Author: Jerry Mulle
Contactless payments, etickets and the banking apps which could make your smartphone a holiday essential
Our phones still have a bit of work to do though before they’re a totally compelling, holiday-friendly alternative to a credit card and a plastic envelope stuffed with Euros. But we’re not far off.
You know the feeling; you’re off on holiday, it’s 4am, you’re tired, it’s still dark, the car is stuffed full and you’re ready to head off to the airport for a bit of well-earned time off.
In the back of your mind there are two lists—the list of things you’re pretty sure you’ve packed and the much, much shorter list of things you absolutely, positively can’t forget.
Leaving without something on the first list is annoying but leaving without something on the second list is catastrophic and might actually stop your journey in its tracks.
What’s on your short list of essentials; Booking pass?
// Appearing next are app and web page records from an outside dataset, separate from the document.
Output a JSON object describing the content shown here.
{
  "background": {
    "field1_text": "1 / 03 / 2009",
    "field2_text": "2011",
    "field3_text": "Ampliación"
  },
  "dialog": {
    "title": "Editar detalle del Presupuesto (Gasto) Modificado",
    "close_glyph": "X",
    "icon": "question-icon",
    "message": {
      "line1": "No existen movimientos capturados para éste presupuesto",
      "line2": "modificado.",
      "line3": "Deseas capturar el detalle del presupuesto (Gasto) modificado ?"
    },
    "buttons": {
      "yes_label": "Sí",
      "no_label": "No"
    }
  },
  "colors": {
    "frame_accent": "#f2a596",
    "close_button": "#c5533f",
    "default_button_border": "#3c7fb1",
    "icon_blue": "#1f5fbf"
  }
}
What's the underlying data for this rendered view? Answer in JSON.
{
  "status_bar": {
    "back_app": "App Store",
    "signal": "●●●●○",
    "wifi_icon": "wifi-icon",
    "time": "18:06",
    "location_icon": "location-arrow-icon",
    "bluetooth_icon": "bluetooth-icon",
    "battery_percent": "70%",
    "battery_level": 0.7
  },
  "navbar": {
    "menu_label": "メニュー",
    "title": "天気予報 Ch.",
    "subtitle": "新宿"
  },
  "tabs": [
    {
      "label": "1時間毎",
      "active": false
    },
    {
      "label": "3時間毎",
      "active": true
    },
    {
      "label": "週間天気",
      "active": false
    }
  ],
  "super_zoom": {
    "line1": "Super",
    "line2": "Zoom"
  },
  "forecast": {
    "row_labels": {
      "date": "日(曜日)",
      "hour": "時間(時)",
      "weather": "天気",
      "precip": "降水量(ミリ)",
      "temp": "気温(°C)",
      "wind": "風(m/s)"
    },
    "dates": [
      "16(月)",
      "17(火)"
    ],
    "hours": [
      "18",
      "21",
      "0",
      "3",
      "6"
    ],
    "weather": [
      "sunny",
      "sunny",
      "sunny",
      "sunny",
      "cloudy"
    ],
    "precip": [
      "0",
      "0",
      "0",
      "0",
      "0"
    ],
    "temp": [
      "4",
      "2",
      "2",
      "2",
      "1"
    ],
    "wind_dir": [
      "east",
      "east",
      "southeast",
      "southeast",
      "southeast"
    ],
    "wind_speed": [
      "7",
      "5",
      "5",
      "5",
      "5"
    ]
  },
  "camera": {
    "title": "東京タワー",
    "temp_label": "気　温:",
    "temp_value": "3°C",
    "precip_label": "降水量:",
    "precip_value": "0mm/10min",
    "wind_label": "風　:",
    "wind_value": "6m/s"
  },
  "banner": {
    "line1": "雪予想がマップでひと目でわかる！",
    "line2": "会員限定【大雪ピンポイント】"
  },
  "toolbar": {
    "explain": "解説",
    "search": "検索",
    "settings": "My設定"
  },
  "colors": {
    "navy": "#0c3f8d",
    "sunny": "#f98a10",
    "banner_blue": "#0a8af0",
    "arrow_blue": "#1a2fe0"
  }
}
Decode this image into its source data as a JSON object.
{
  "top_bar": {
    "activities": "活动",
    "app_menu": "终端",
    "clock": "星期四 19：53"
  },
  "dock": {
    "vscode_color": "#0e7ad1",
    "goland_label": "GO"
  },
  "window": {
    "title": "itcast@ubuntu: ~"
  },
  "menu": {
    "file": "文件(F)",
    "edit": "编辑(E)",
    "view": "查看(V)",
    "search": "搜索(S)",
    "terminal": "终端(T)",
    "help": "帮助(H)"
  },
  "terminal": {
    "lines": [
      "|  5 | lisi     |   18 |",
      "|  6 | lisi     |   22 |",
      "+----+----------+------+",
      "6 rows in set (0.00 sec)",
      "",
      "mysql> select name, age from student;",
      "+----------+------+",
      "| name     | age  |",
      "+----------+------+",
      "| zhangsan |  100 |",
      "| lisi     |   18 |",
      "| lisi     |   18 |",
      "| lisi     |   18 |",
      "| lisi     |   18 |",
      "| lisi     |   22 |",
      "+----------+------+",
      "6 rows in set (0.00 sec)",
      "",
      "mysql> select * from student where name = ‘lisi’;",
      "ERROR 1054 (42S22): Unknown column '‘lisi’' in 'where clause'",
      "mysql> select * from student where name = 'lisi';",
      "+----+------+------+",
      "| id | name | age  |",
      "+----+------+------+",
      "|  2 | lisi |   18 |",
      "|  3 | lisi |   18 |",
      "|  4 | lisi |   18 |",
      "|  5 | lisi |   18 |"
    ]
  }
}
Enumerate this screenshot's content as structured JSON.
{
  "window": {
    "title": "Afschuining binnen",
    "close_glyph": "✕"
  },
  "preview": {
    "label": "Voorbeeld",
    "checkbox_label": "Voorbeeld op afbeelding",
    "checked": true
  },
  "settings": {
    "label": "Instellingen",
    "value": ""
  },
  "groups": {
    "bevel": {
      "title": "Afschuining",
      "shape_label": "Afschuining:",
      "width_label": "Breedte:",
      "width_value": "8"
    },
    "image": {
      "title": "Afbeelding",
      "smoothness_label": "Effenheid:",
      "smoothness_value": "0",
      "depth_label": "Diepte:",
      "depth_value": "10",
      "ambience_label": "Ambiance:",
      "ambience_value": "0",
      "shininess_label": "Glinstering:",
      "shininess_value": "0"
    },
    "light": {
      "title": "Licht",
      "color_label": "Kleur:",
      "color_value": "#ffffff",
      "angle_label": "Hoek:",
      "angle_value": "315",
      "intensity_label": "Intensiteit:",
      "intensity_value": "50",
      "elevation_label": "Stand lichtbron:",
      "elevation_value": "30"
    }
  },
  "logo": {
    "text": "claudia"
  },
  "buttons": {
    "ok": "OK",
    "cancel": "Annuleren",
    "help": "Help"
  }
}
Passport? Credit cards? Cash? Car hire paperwork?
Time to take your digital wallet abroad
Predictions are a dodgy business but I’m going to make one that I think is a pretty safe bet; I predict that within a few short years that list of essentials is going to have one item on it—your phone.
It seems inevitable to me that as smartphones complete their journey from telephone to go-everywhere, do-everything digital assistant they’ll hoover up the whole lot.
Airlines are already wise to the efficiencies of electronic boarding passes, contactless payments and digital wallets are growing in popularity and even passports are turning into computer chips.
Our phones still have a bit of work to do though before they’re a totally compelling, holiday-friendly alternative to a credit card and a plastic envelope stuffed with Euros.
Paying for something with a simple wave of a smartphone will require pervasive contactless payment infrastructure to be the norm in our favourite holiday destinations. We aren’t there yet but we’re heading in that direction, and fast; MasterCard experienced a 174% year-on-year growth in contactless payments across Europe in the final quarter of 2014.
Anyone who has used a credit or debit card abroad will be familiar with the unique combination of convenience and uncertainty that it brings. Convenience because it’s easier to carry than cash and uncertainty because every transaction is followed by that little voice in the back of your head that says “I wonder how much that really cost me”.
Most of us will probably have to wait until we get home before we find out what exchange rate our bank used that day and what the handling fee was.
This seems like a solvable problem.
At the very least our phones ought to be able to tell us the real price, in our preferred currency, at or even before we pay our bill.
Even better for banks would be to allow us to partition our account into two currencies in advance. We could perform a single, virtual currency transaction at the beginning of our holiday and then instruct our phones or cards to pay from the local currency when we’re charged that amount.
Taking your digital bank on holiday
Along with our cards, currencies and accounts I think there’s room for something else in our smartphones too; I’d like to feel the whole weight of my bank in there too.
Last month I wrote about customer loyalty in the age of digital banking and how easy account switching could (and should) see customers who stay with the same bank rewarded for doing so.
Banks have enormous purchasing power and a long reach—giving us access to those things on our holidays would be a great way to show us how much our custom matters.
If I’m hiring a car or paying for a hotel then my bank could be a negotiating partner with the power to demand high standards and competitive prices.
Banks that provide point-of-sale devices to merchants and contactless smartphone payments to customers will also find themselves on two sides of many transactions. With each party having access to a screen and keyboard the bank will have a means conduct or facilitate rich, multi-lingual communication.
That communication channel could be used to provide all manner of rich interactions from individually focussed special offers to useful contextual advice such as how much to tip.
A welcome fellow traveller
I suspect that at the moment most of us think about holiday banking in terms of minimising the potential downsides. It’s about making sure we avoid excessive credit card charges, get the least onerous exchange rate and don’t get our cards stopped because we forget to tell our banks we would be away.
It doesn’t have to be that way and as smartphones become our one piece of essential travel kit banks have an opportunity to change our thinking.
Organisations that can deliver experiences like ones I’ve outlined in this article could elevate our thinking about holiday banking and make themselves trusted fellow travellers.